Here are two strategies for finding the right no-code tools to start your journey.
Strategy One: Build on what you already know
Start by looking at the tools you already use.
Already using Notion? Create a website with Notion and Super to hide the URL. Heavy Airtable user? Use Softr or Pory.io to turn a base into a website.
If you're active on social media, maybe now is the time to look at IFTTT or Zapier. Use these services to share your posts to other social platforms or create an archive. Another approach - Over the course of several days or a week, make a list of tedious manual tasks, like saving email attachments to Google Drive. With list in hand, search Zapier for services related to the tasks you wrote down. Start automating.

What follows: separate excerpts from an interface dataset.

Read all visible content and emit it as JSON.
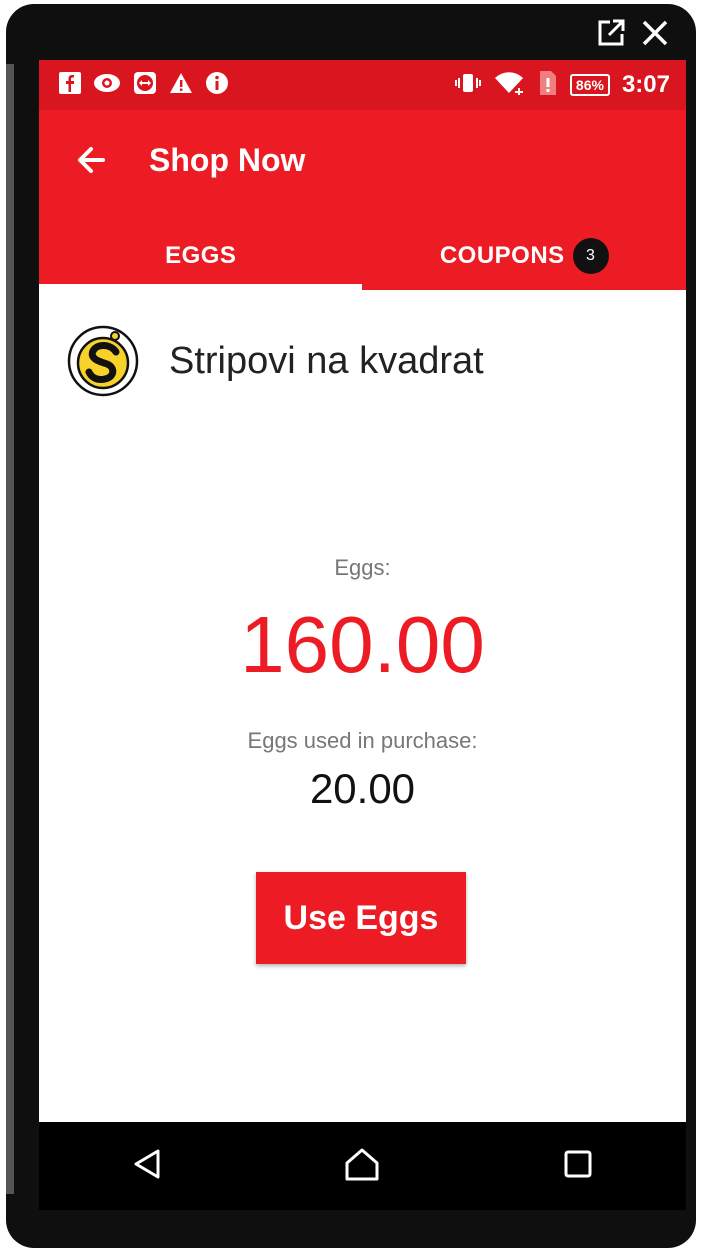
{
  "status_bar": {
    "time": "3:07",
    "battery": "86%",
    "left_icons": [
      "facebook-icon",
      "eye-icon",
      "teamviewer-icon",
      "warning-icon",
      "info-icon"
    ],
    "right_icons": [
      "vibrate-icon",
      "wifi-icon",
      "sim-icon",
      "battery-icon"
    ]
  },
  "app_bar": {
    "title": "Shop Now",
    "back_icon": "arrow-left-icon"
  },
  "tabs": [
    {
      "label": "EGGS",
      "active": true
    },
    {
      "label": "COUPONS",
      "badge": "3"
    }
  ],
  "merchant": {
    "name": "Stripovi na kvadrat"
  },
  "eggs": {
    "label": "Eggs:",
    "value": "160.00"
  },
  "purchase": {
    "label": "Eggs used in purchase:",
    "value": "20.00"
  },
  "use_button": {
    "label": "Use Eggs"
  },
  "colors": {
    "accent": "#ed1c24",
    "status_bar": "#d9161f",
    "nav_bar": "#000000"
  }
}
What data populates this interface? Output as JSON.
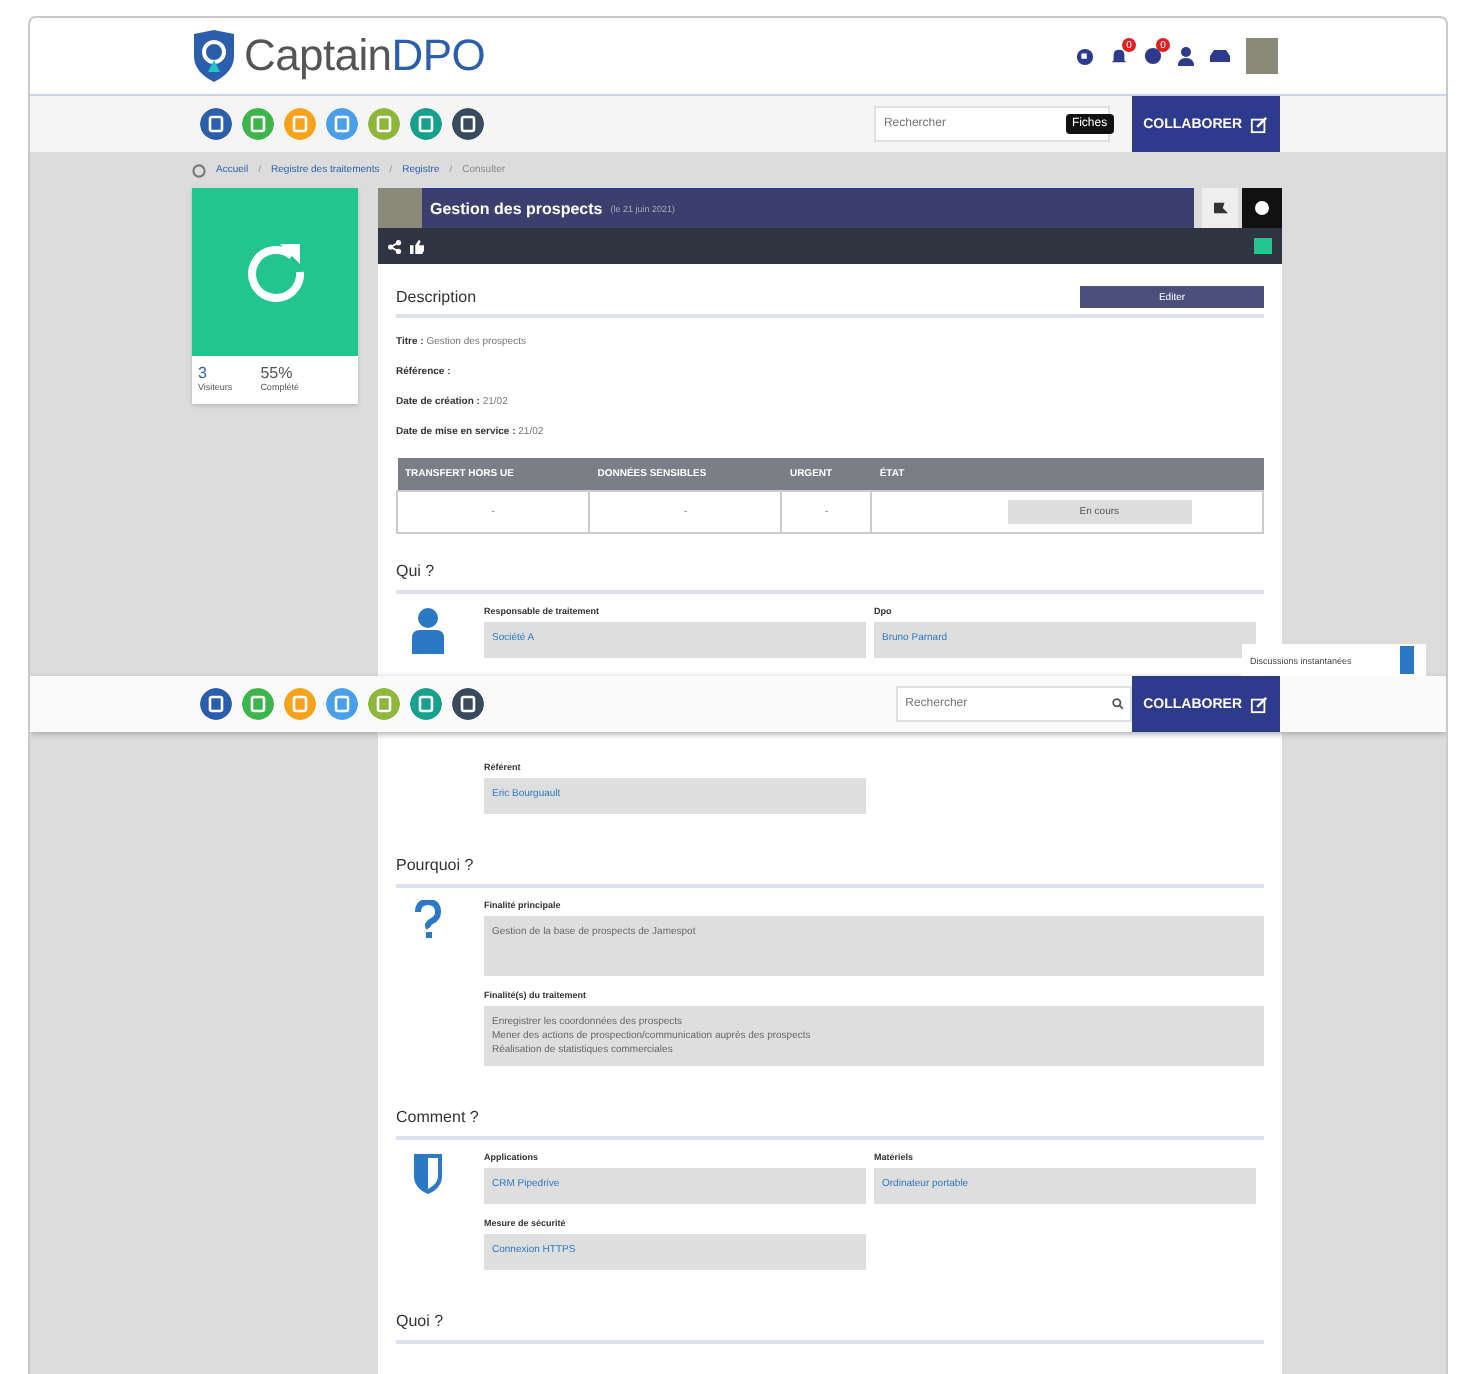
{
  "header": {
    "logo": {
      "name": "Captain",
      "accent": "DPO"
    },
    "badges": [
      "0",
      "0"
    ]
  },
  "toolbar": {
    "modules": [
      {
        "color": "#2b5fad"
      },
      {
        "color": "#3db54a"
      },
      {
        "color": "#f7a21b"
      },
      {
        "color": "#4a9fe8"
      },
      {
        "color": "#8db63c"
      },
      {
        "color": "#17a08e"
      },
      {
        "color": "#3a4a5e"
      }
    ],
    "search": {
      "placeholder": "Rechercher"
    },
    "tooltip": "Fiches",
    "button": "COLLABORER"
  },
  "breadcrumb": {
    "separator": "/",
    "items": [
      "Accueil",
      "Registre des traitements",
      "Registre",
      "Consulter"
    ]
  },
  "summary_card": {
    "stats": [
      {
        "value": "3",
        "label": "Visiteurs"
      },
      {
        "value": "55%",
        "label": "Complété"
      }
    ]
  },
  "record": {
    "title": "Gestion des prospects",
    "date": "(le 21 juin 2021)"
  },
  "description": {
    "heading": "Description",
    "button": "Editer",
    "fields": [
      {
        "label": "Titre :",
        "value": "Gestion des prospects"
      },
      {
        "label": "Référence :"
      },
      {
        "label": "Date de création :",
        "value": "21/02"
      },
      {
        "label": "Date de mise en service :",
        "value": "21/02"
      }
    ],
    "table": {
      "columns": [
        "TRANSFERT HORS UE",
        "DONNÉES SENSIBLES",
        "URGENT",
        "ÉTAT"
      ],
      "cells": [
        "-",
        "-",
        "-"
      ],
      "status": "En cours"
    }
  },
  "sections": [
    {
      "heading": "Qui ?",
      "kind": "person",
      "rows": [
        [
          {
            "label": "Responsable de traitement",
            "value": "Société A"
          },
          {
            "label": "Dpo",
            "value": "Bruno Parnard"
          }
        ],
        [],
        [
          {
            "label": "Référent",
            "value": "Eric Bourguault"
          }
        ]
      ]
    },
    {
      "heading": "Pourquoi ?",
      "kind": "question",
      "rows": [
        [
          {
            "label": "Finalité principale",
            "value": "Gestion de la base de prospects de Jamespot",
            "tall": true
          }
        ],
        [
          {
            "label": "Finalité(s) du traitement",
            "value": "Enregistrer les coordonnées des prospects\nMener des actions de prospection/communication auprès des prospects\nRéalisation de statistiques commerciales",
            "tall": true
          }
        ]
      ]
    },
    {
      "heading": "Comment ?",
      "kind": "shield",
      "rows": [
        [
          {
            "label": "Applications",
            "value": "CRM Pipedrive"
          },
          {
            "label": "Matériels",
            "value": "Ordinateur portable"
          }
        ],
        [
          {
            "label": "Mesure de sécurité",
            "value": "Connexion HTTPS"
          }
        ]
      ]
    },
    {
      "heading": "Quoi ?"
    }
  ],
  "sticky_toolbar": {
    "search": {
      "placeholder": "Rechercher"
    },
    "button": "COLLABORER"
  },
  "chat_tab": {
    "label": "Discussions instantanées"
  }
}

You'll gain skills -- and save time that you can use for the second strategy for getting started with no-code.
Strategy Two: Start from Scratch
Make two lists.
List One: Tools that interest you
List Two: Ideas of what you would like to build
Now that you have your two lists, look to see which tools would enable you to make something -- not the whole thing -- related to what's on your idea list. Pick a no-code tool that appeals to you. Create an account. Watch or read a tutorial or two. Start building. Spend at most a few hours.
Whether you use one or both of these strategies, this experience will introduce you to concepts that will help you evaluate which tools are right for you moving forward.
Part of picking the best no-code tool is understanding how you think and process information. Until you start experimenting with tools, you're not going to know which no-code tools are the best ones for you. As you explore, you'll also come to understand what's possible and where there are limitations. This will be valuable information as you increase your skills and start building more complicated products and services.